Rock and Roll Hall of Fame dilutes what music is supposed to be


Canva by Alex Rosa.

Alice Adams, Photo Editor

This previously ran in our February 2023 issue. 

On Feb. 1, the Rock and Roll Hall of Fame released the nominees list for the 2023 class of inductees. Among the 14 acts were pop artist Cyndi Lauper, now-deceased icon George Michael, rapper Missy Elliot, heavy metal band Iron Maiden, and artist Kate Bush.

This year’s selection of nominees is notable for the number of women in the running, a sizable increase from previous years. The selection is also notable, as it is every year, for those left off of it; Smashing Pumpkins, Outkast, Weezer, and Motley Crue are just a few eligible nominees who are yet to receive recognition.

Musicians become eligible for induction into the hall 25 years after releasing their first recordings. Music historians and Hall of Fame founders choose each year’s nominees and a group of 500 professionals with experience in the industry vote on them. Then, the vote moves to the public and a group of appointed voters, including other industry pros and all previous inductees.

The nomination process is a point of contention among critics of the hall, who accuse the board of choosing their favorite artists over the most widely loved.

Moreover, critics denounce the voting process and, every so often, the most hardcore fans catch on and make clear their own annoyances. Perhaps most notably, the hall faced criticism in 2020 for neglecting to induct Dave Matthews Band, despite the band gaining the most amount of community votes of any act on the ballot that year. As expected, this peeved off their famously overzealous fans, known as “The Warehouse.”

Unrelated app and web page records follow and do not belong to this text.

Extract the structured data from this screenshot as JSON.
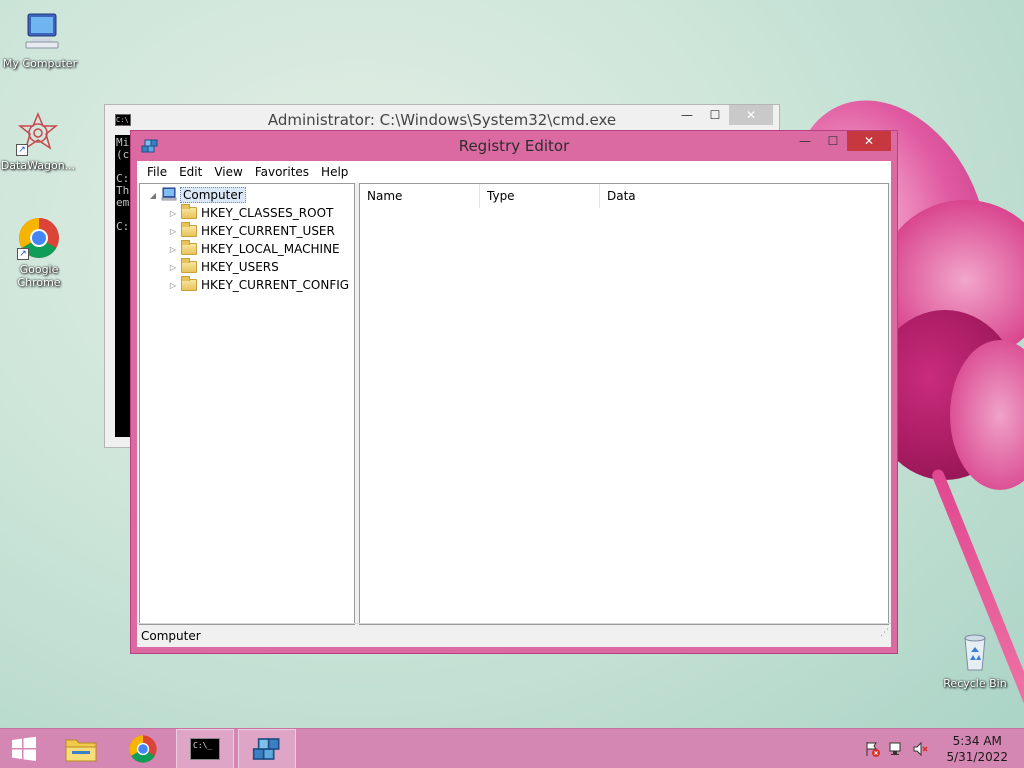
{
  "desktop": {
    "icons": [
      {
        "label": "My Computer"
      },
      {
        "label": "DataWagon..."
      },
      {
        "label": "Google Chrome"
      },
      {
        "label": "Recycle Bin"
      }
    ]
  },
  "cmd_window": {
    "title": "Administrator: C:\\Windows\\System32\\cmd.exe",
    "console_lines": [
      "Mi",
      "(c",
      "",
      "C:",
      "Th",
      "em",
      "",
      "C:"
    ]
  },
  "regedit": {
    "title": "Registry Editor",
    "menu": [
      "File",
      "Edit",
      "View",
      "Favorites",
      "Help"
    ],
    "tree_root": "Computer",
    "tree_items": [
      "HKEY_CLASSES_ROOT",
      "HKEY_CURRENT_USER",
      "HKEY_LOCAL_MACHINE",
      "HKEY_USERS",
      "HKEY_CURRENT_CONFIG"
    ],
    "columns": [
      "Name",
      "Type",
      "Data"
    ],
    "status": "Computer"
  },
  "taskbar": {
    "time": "5:34 AM",
    "date": "5/31/2022"
  },
  "colors": {
    "window_accent": "#db6aa3",
    "close_button": "#c7373f",
    "taskbar": "#d587b3"
  }
}
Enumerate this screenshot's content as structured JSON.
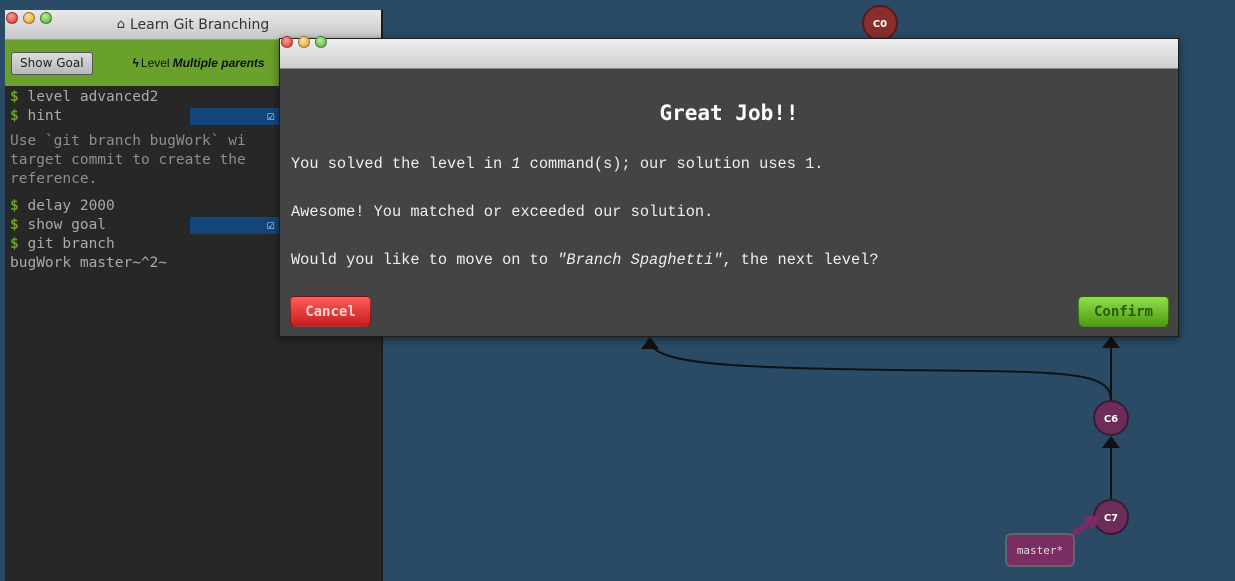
{
  "terminal": {
    "title": "Learn Git Branching",
    "show_goal_label": "Show Goal",
    "level_prefix": "Level",
    "level_name": "Multiple parents",
    "lines": [
      {
        "prompt": "$",
        "text": " level advanced2"
      },
      {
        "prompt": "$",
        "text": " hint"
      }
    ],
    "hint_text": "Use `git branch bugWork` wi\ntarget commit to create the\nreference.",
    "lines2": [
      {
        "prompt": "$",
        "text": " delay 2000"
      },
      {
        "prompt": "$",
        "text": " show goal"
      },
      {
        "prompt": "$",
        "text": " git branch"
      }
    ],
    "wrapped_line": "bugWork master~^2~"
  },
  "graph": {
    "commits": [
      "C0",
      "C6",
      "C7"
    ],
    "branch": "master*",
    "colors": {
      "background": "#2a4a66",
      "c0": "#8a2d2d",
      "c67": "#6d2d5a",
      "branch_box": "#7a2d62"
    }
  },
  "modal": {
    "title": "Great Job!!",
    "line1_a": "You solved the level in ",
    "line1_count": "1",
    "line1_b": " command(s); our solution uses 1.",
    "line2": "Awesome! You matched or exceeded our solution.",
    "line3_a": "Would you like to move on to ",
    "line3_level": "\"Branch Spaghetti\"",
    "line3_b": ", the next level?",
    "cancel_label": "Cancel",
    "confirm_label": "Confirm"
  }
}
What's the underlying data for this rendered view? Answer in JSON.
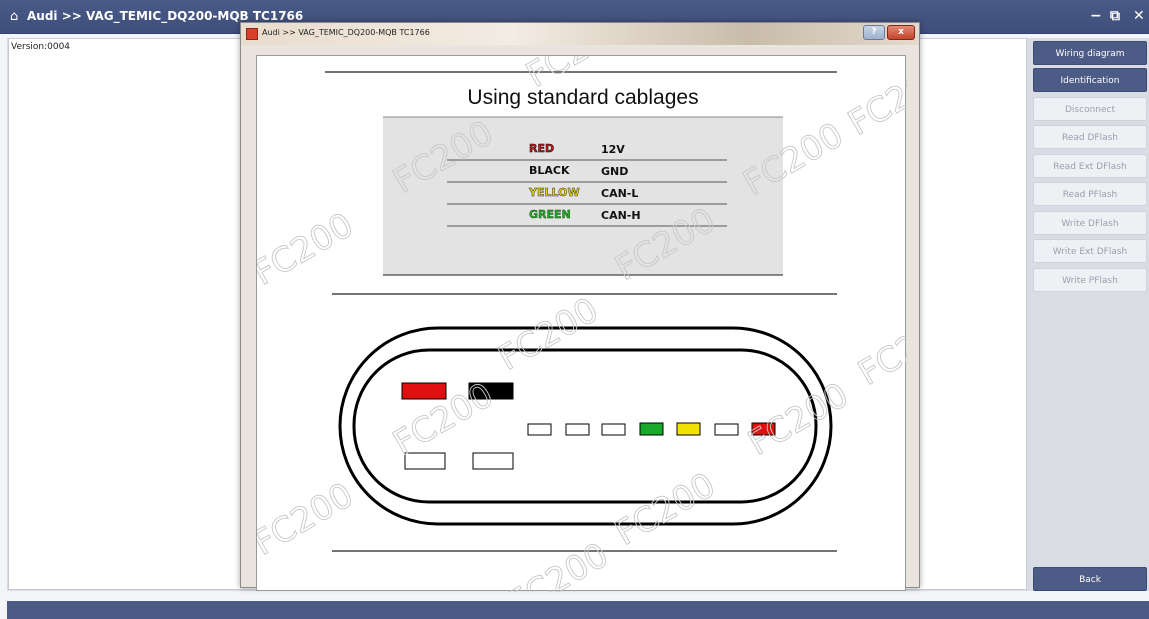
{
  "window": {
    "title": "Audi >> VAG_TEMIC_DQ200-MQB TC1766",
    "home_icon": "home-icon",
    "controls": {
      "minimize": "−",
      "restore": "⧉",
      "close": "✕"
    }
  },
  "version_label": "Version:0004",
  "dialog": {
    "title": "Audi >> VAG_TEMIC_DQ200-MQB TC1766",
    "help_label": "?",
    "close_label": "x",
    "heading": "Using standard cablages",
    "wires": [
      {
        "color_name": "RED",
        "signal": "12V",
        "color": "#c81e1e"
      },
      {
        "color_name": "BLACK",
        "signal": "GND",
        "color": "#111111"
      },
      {
        "color_name": "YELLOW",
        "signal": "CAN-L",
        "color": "#e6d400"
      },
      {
        "color_name": "GREEN",
        "signal": "CAN-H",
        "color": "#28a82a"
      }
    ],
    "watermark": "FC200"
  },
  "sidebar": {
    "buttons": [
      {
        "label": "Wiring diagram",
        "enabled": true
      },
      {
        "label": "Identification",
        "enabled": true
      },
      {
        "label": "Disconnect",
        "enabled": false
      },
      {
        "label": "Read DFlash",
        "enabled": false
      },
      {
        "label": "Read Ext DFlash",
        "enabled": false
      },
      {
        "label": "Read PFlash",
        "enabled": false
      },
      {
        "label": "Write DFlash",
        "enabled": false
      },
      {
        "label": "Write Ext DFlash",
        "enabled": false
      },
      {
        "label": "Write PFlash",
        "enabled": false
      }
    ],
    "back_label": "Back"
  },
  "colors": {
    "titlebar": "#44537f",
    "accent_button": "#4d5c86",
    "pin_red": "#e01010",
    "pin_black": "#000000",
    "pin_green": "#18a82a",
    "pin_yellow": "#f2e200"
  }
}
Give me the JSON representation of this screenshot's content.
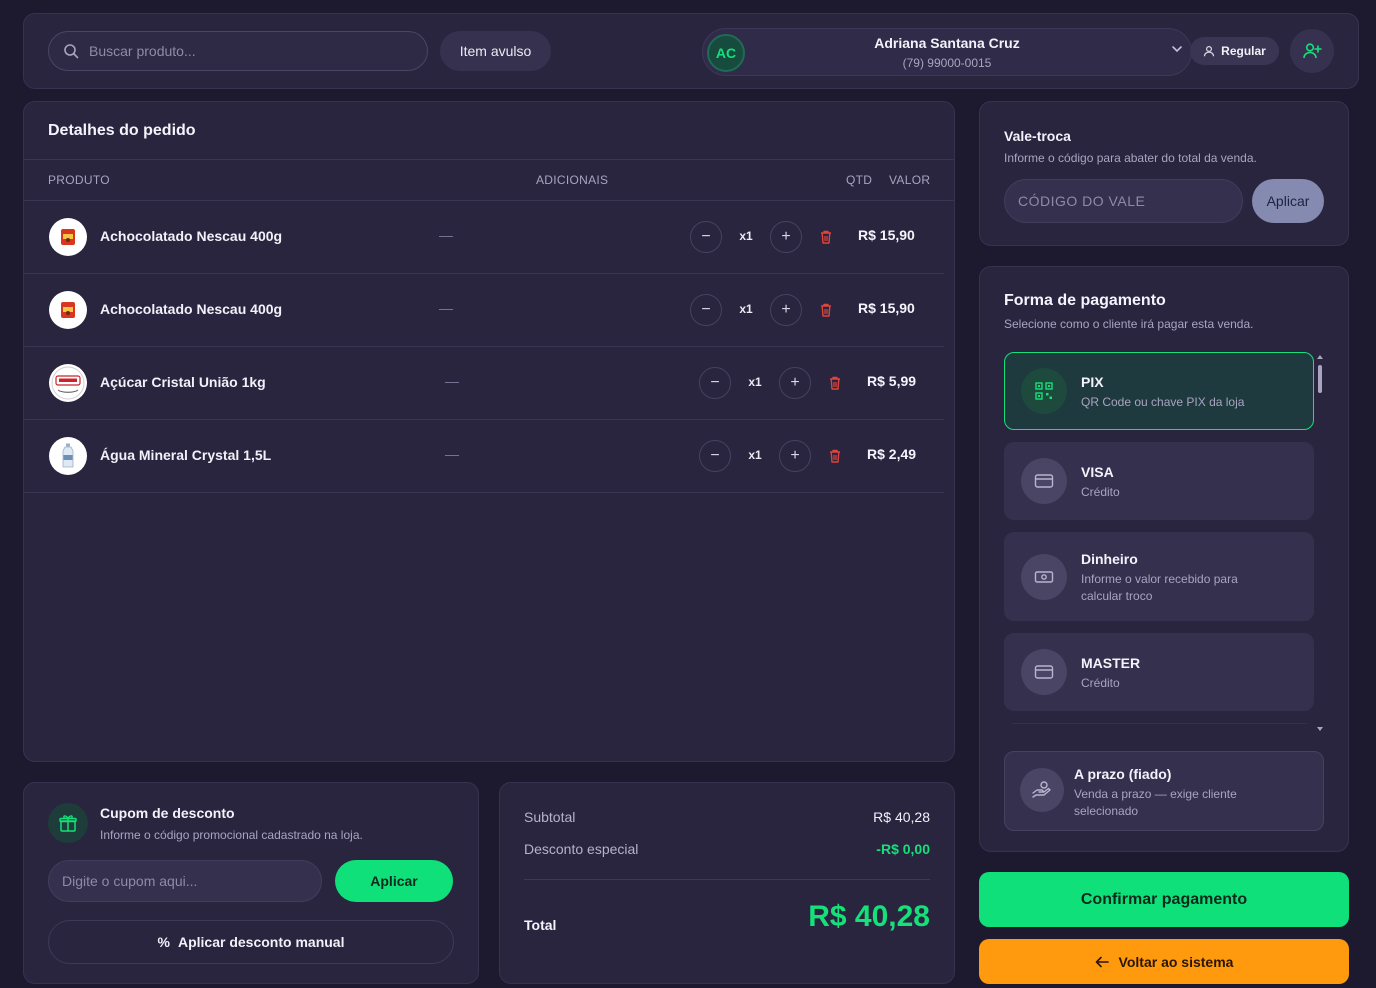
{
  "topbar": {
    "search_placeholder": "Buscar produto...",
    "item_avulso_label": "Item avulso",
    "client": {
      "initials": "AC",
      "name": "Adriana Santana Cruz",
      "phone": "(79) 99000-0015"
    },
    "customer_type_label": "Regular"
  },
  "order": {
    "title": "Detalhes do pedido",
    "columns": {
      "product": "PRODUTO",
      "addons": "ADICIONAIS",
      "qty": "QTD",
      "value": "VALOR"
    },
    "items": [
      {
        "name": "Achocolatado Nescau 400g",
        "addons": "—",
        "qty": "x1",
        "price": "R$ 15,90",
        "thumb_icon": "nescau-product-icon"
      },
      {
        "name": "Achocolatado Nescau 400g",
        "addons": "—",
        "qty": "x1",
        "price": "R$ 15,90",
        "thumb_icon": "nescau-product-icon"
      },
      {
        "name": "Açúcar Cristal União 1kg",
        "addons": "—",
        "qty": "x1",
        "price": "R$ 5,99",
        "thumb_icon": "uniao-product-icon"
      },
      {
        "name": "Água Mineral Crystal 1,5L",
        "addons": "—",
        "qty": "x1",
        "price": "R$ 2,49",
        "thumb_icon": "water-bottle-icon"
      }
    ]
  },
  "coupon": {
    "title": "Cupom de desconto",
    "subtitle": "Informe o código promocional cadastrado na loja.",
    "input_placeholder": "Digite o cupom aqui...",
    "apply_label": "Aplicar",
    "manual_label": "Aplicar desconto manual"
  },
  "totals": {
    "subtotal_label": "Subtotal",
    "subtotal_value": "R$ 40,28",
    "discount_label": "Desconto especial",
    "discount_value": "-R$ 0,00",
    "total_label": "Total",
    "total_value": "R$ 40,28"
  },
  "vale_troca": {
    "title": "Vale-troca",
    "subtitle": "Informe o código para abater do total da venda.",
    "input_placeholder": "CÓDIGO DO VALE",
    "apply_label": "Aplicar"
  },
  "payment": {
    "title": "Forma de pagamento",
    "subtitle": "Selecione como o cliente irá pagar esta venda.",
    "options": [
      {
        "name": "PIX",
        "desc": "QR Code ou chave PIX da loja",
        "icon": "qr-code-icon",
        "selected": true
      },
      {
        "name": "VISA",
        "desc": "Crédito",
        "icon": "credit-card-icon",
        "selected": false
      },
      {
        "name": "Dinheiro",
        "desc": "Informe o valor recebido para calcular troco",
        "icon": "cash-icon",
        "selected": false
      },
      {
        "name": "MASTER",
        "desc": "Crédito",
        "icon": "credit-card-icon",
        "selected": false
      }
    ],
    "prazo": {
      "name": "A prazo (fiado)",
      "desc": "Venda a prazo — exige cliente selecionado",
      "icon": "hand-coin-icon"
    }
  },
  "actions": {
    "confirm_label": "Confirmar pagamento",
    "back_label": "Voltar ao sistema"
  },
  "colors": {
    "accent_green": "#10e07a",
    "accent_orange": "#ff9a0f",
    "danger_red": "#e0443a",
    "panel_bg": "#29253f",
    "page_bg": "#1d1a30"
  }
}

As it turns out, the voting process is not quite what it seems. Claiming a spot as one of the top-five fan vote recipients only garners one vote in the final tally; the other ballots are cast by industry professionals, historians, journalists, and other experts. So winning the popular vote actually only benefits the artist a bit, and the weight of the votes of thousands is the same as, for instance, one producer, writer, executive, or rocker. On top of that, as mentioned before, some of the voters are previous inductees, meaning that every year, as more artists are added, the weight of the final proportion that the popular vote counts for grows slimmer and slimmer.

Generally, the wishes of the public tend to line up with the picks of the chosen voters, which is why the controversy tends to ebb and flow in and out of the spotlight; it is only when there is a disconnect between the public voters and the industry voters that the process faces criticism.

Still, I have my doubts about this system. The idea that the voices of the public don’t mean as much as the voices of a select few is a recurring theme that never fails to irk me.

Whether or not it speaks to systemic issues about the way certain voices carry more weight than others, it says more about the arbitrariness of defining music by the preferences or beliefs of a few people who might know a lot about it.

I am willing to give them the benefit of the doubt and say that a lot of thought goes into who they vote for, and I am sure many of them back up their decisions with more than personal taste. However, shouldn’t the voices of the people count for something more than they do right now? Who better to make these calls than the public, the very people who the music is meant to represent?

Music is subjective. There isn’t a good way to measure one artist against another. Ultimately, there’s no objective way to examine an artist’s body of work and compile a list of the greatest in history which begs the question: why do we need to do so at all? Who is anyone to judge the contributions of a given musician to culture and society?

Who’s to say that A Tribe Called Quest, a 2023 nominee, has had more influence than Outkast, a duo of a similar style and time that has faced continuous snubbing? Whose decision was it to wait to nominate Willie Nelson until 25 years after he first became eligible for a spot in the hall, when he’s long been one of the most well-known sounds in the history of American music?

Is it fair to reduce hip-hop from its cultural significance as one of the most consistently honest expressions of class and racial struggle to a fight for favor by a few industry pros? And is it fair to do the same with country music, an often poetic way of channeling desire, faith, class struggle, love, and fear into a classic Americana sound that — against the will of many haters — has grown to become a definitive part of the country’s history? Is it fair to do this with soul, jazz, rock, folk, or any other genre that defines the American sound?

I will say that passion-fueled debates over artists and their work is fun. Bickering over who deserves what and standing up for the authors of the soundtracks to your life brings with it a certain ability to identify with the artist and with other fans, and the heated discussions that sprout from music and awards are of just as much value as the ways in which these things bind. Still, I argue that awards have risen above the petty debates in which we relish to another level, a level that suggests an artist’s influence can and should be defined by an establishment, which is so often the very thing music is written to rebel against.

Music as a concept is an ode to the ability of humankind to bind themselves together, despite vastly different circumstances and ever-deepening conflicts, by way of combinations of words and sounds that they happen to like. The way I see it, to build up certain artists and tear down others by way of halls of fame and lists of top artists is to contradict the very foundation upon which music as a phenomenon is based.

Why has music been made competitive when, throughout history, it has been one of the most purely uniting forces between people and cultures?

The deadline to vote for the inductees is April 28. I, for one, will not be reading the results. Music is not a competition. Let’s stop treating it like it is.